YOUR ASSIGNMENT: Whenever a line of the records below contains the word "source", copy that line.

INFORMATION:

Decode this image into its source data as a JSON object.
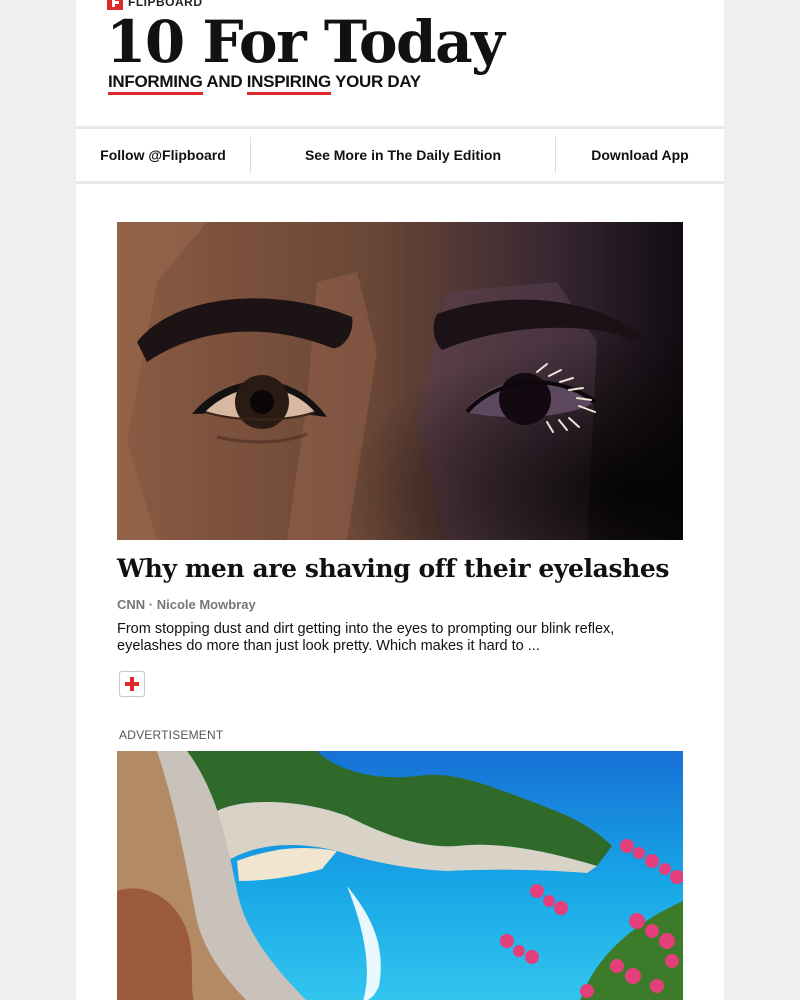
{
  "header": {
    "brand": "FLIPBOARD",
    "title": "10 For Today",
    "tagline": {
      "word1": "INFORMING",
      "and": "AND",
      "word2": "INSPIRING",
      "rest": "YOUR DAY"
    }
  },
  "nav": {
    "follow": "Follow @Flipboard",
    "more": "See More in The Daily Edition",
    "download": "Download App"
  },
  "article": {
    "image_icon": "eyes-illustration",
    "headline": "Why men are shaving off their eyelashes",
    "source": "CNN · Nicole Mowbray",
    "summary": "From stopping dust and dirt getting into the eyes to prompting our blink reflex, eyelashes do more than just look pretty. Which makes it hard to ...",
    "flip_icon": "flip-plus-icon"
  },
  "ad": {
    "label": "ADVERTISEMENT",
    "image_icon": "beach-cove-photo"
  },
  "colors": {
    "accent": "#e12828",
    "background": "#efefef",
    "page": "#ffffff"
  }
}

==

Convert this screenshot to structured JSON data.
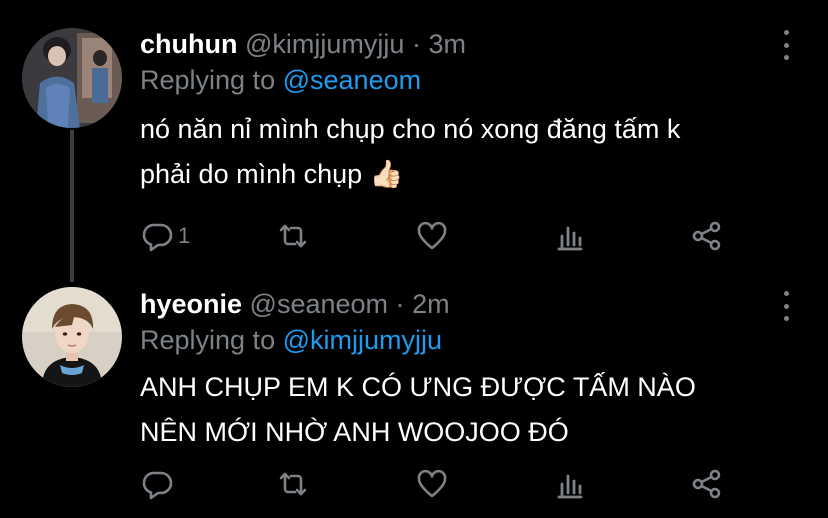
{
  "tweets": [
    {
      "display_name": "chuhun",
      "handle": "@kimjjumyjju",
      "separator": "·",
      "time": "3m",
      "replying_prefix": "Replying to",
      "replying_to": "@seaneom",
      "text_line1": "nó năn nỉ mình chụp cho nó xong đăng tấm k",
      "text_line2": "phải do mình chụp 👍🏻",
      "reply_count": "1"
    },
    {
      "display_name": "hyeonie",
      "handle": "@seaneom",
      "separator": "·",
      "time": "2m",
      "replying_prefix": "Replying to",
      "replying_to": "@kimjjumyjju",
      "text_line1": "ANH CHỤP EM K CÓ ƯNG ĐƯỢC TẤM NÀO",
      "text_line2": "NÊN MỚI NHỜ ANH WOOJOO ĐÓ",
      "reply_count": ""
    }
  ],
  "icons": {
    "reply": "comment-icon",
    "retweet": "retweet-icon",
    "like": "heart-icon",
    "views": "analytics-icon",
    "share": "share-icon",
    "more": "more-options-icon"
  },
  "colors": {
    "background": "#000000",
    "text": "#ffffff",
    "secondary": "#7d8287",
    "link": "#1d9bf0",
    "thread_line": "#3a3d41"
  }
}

SOLUTION TO THIS PROBLEM:
Decode this image into its source data as a JSON object.
    "source": "CNN · Nicole Mowbray",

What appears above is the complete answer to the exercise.